Help! Can you dye Canvas Shoes???
  • I'm not sure where I should be posting this so forgive me if I'm in the wrong place!

    I just bought a really cool pair of canvas wedges online and the only color they had available was baby blue. :( Because of this I have been trying to find different methods to dye them to no avail. I ordered the Jet Black dye and Soda Ash just in case I choose to take the plunge and dye them.

    So what I want to know is, has anyone here dyed canvas shoes before? Do you know someone who has? Is there anything you think I should know?

    FYI: I've never dyed anything before. I'm planning on putting the dye on a sponge or something and dabbing it on the shoe...

    Oh and the sole of the shoe is genuine leather and is a tan color. I would be willing to dye that too if it's possible. Thanks in advance for the help! :)
  • I've dyed cotton canvas shoes, cheap knockoffs of Keds, with the rubber sole and toe cap. I used multiple colors and had great results. The canvas must be made of cotton or hemp or linen to dye well; synthetics are not good for this.

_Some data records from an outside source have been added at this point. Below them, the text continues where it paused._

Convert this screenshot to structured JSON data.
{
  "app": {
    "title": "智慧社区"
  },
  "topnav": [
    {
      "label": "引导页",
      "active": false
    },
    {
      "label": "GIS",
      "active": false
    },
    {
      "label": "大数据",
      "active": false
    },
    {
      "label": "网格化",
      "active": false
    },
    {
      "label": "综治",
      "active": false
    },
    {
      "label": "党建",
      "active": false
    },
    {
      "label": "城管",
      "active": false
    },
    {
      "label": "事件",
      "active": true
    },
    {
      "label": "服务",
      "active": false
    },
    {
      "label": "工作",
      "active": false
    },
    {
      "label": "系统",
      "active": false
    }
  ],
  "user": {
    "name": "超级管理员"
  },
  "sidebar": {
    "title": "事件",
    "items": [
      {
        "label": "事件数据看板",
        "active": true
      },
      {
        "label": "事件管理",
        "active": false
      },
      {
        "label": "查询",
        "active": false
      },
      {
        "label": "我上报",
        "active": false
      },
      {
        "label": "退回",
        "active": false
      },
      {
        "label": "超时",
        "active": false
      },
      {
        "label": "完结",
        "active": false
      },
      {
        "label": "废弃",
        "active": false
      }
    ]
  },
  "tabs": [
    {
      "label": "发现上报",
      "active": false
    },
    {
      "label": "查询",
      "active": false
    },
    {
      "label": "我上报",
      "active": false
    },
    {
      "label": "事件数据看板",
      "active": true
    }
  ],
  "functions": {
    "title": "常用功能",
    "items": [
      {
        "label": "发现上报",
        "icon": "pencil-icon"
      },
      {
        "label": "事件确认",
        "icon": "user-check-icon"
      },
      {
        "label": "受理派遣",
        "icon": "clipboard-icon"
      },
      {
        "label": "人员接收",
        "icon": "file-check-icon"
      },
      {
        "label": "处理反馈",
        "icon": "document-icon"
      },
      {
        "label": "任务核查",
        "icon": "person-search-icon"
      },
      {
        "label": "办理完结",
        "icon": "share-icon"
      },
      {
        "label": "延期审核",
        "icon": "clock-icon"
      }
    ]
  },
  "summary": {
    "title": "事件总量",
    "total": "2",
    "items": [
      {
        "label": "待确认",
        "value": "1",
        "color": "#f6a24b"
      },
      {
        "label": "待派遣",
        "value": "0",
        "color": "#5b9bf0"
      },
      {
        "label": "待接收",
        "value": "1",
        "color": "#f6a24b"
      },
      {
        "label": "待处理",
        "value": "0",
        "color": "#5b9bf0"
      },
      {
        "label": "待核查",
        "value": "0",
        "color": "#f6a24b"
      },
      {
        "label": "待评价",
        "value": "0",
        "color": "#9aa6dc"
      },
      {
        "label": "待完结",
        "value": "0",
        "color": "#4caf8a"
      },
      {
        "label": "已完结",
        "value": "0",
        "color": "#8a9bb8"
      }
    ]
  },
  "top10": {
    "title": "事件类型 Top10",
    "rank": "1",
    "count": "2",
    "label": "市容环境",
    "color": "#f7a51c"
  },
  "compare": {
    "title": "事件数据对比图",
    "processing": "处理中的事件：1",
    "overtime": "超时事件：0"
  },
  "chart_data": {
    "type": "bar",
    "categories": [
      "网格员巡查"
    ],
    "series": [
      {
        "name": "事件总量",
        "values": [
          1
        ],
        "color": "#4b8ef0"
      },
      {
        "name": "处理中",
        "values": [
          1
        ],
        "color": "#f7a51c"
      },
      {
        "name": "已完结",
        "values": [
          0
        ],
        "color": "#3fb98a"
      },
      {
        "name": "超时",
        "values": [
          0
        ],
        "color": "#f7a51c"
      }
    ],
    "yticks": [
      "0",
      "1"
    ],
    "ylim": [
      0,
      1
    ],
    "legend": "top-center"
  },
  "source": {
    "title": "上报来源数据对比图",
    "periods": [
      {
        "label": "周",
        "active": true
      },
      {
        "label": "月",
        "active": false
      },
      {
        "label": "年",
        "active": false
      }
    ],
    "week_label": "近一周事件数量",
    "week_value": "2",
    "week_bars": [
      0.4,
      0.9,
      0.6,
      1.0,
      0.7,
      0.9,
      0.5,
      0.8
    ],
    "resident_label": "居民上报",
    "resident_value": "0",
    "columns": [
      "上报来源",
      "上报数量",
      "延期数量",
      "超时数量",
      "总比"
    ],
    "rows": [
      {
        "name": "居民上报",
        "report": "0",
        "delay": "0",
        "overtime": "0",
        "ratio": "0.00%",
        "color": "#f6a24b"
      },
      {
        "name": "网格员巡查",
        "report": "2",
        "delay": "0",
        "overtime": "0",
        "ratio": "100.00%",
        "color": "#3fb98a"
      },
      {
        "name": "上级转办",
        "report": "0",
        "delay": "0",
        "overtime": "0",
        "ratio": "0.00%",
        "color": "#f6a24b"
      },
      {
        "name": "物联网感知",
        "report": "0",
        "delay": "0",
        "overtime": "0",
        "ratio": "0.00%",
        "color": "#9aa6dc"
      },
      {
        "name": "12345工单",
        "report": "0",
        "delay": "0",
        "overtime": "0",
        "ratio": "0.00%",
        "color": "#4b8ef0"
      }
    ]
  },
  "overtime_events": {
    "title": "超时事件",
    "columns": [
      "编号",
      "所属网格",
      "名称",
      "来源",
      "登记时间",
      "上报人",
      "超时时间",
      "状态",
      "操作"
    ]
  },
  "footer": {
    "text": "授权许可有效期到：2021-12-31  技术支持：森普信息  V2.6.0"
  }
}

    There are two concerns: is there anything about the shoe that will be damaged when you wash them a lot to remove the excess dye afterwards? And, is the canvas at all water-repellent? To test the latter, drop some water drops on the shoe, and see whether they bead up, or soak in. If they soak in, you're good to go.

    (You bought the Jet Black Procion MX dye, right, not the Jet Black Acid dye and not another dye? This is important.)

    This is the method I've used on canvas shoes: Remove any removable insole inside the shoe, and remove laces. (You can dye cotton laces separately, but unles slabeled as cotton, most shoelaces are undyeable synthetics. Dharma Trading Company sells dyeable shoelaces.) Soak the shirts in soda ash solution (I use one cup of soda ash per gallon of water, but half as much will work fine, too), let the excess drip off. Since you want black you'll need a LOT of dye in your dye solution, perhaps three tablespoons per cup. Most people add a tablespoon of urea per cup of dye, but this is optional. (Other colors do not require nearly as much dye, but black is special.) Paint or squirt your black dye on until the shoes are thoroughly soaked. If you did not use urea, wrap the shoes in plastic to keep them moist overnight, and put them in a warm place (at least 70°F or 21°C). The next day, rinse the shoes in cool water, then wash them with detergent, preferably either Synthrapol or the type sold especially for use on dark-colored garments, several times, in the hottest water you think they will be able to tolerate. Let them air dry, put back in the insole and any laces, and you're done.

    There may be some unevenness to the color produced this way. For maximum smoothness of color, you need to use a bucket with a lot more water in it, as well as a lot of salt, and immersion dye your shoes, instead, stirring them around a lot and adding the soda ash in three separate portions. See Method One for Immersion Dyeing Cellulose Fibers on this website's Procion MX dyes instructions page. It might be difficult to keep the shoes submerged.

  • Thank you so much for your help! I actually ended up finding a shoe repair shop that dyes shoes and I took them in and he said it would be no problem! I would have considered dyeing them myself had I seen this post before then! I appreciate you taking the time to write out the steps and your experiences. Next time I will definitely go by your method. :D Take care!
  • You're probably better off going with the pro, in this case. I'm a little worried about what all that water would do to a leather sole. It's really only a good idea for washable shoes.

  • With the leather sole, you might be better off using paint, instead of dye. They shoes wouldn't breathe as well, but you could still get pretty good results painting it on the fabric, and not have to worry about getting the leathre wet.
    You can use paints like Neopaque, etc. on leather, but lots of shoe repair shops sell leather dye, which would probably give you better results.
  • Hi dyemyshoe,
    Can you give me the name and number of the shoe repair shop that you brought your shoes to? Also the city and state where it's located? I have the same dilemma as you. Thanks so much for sharing.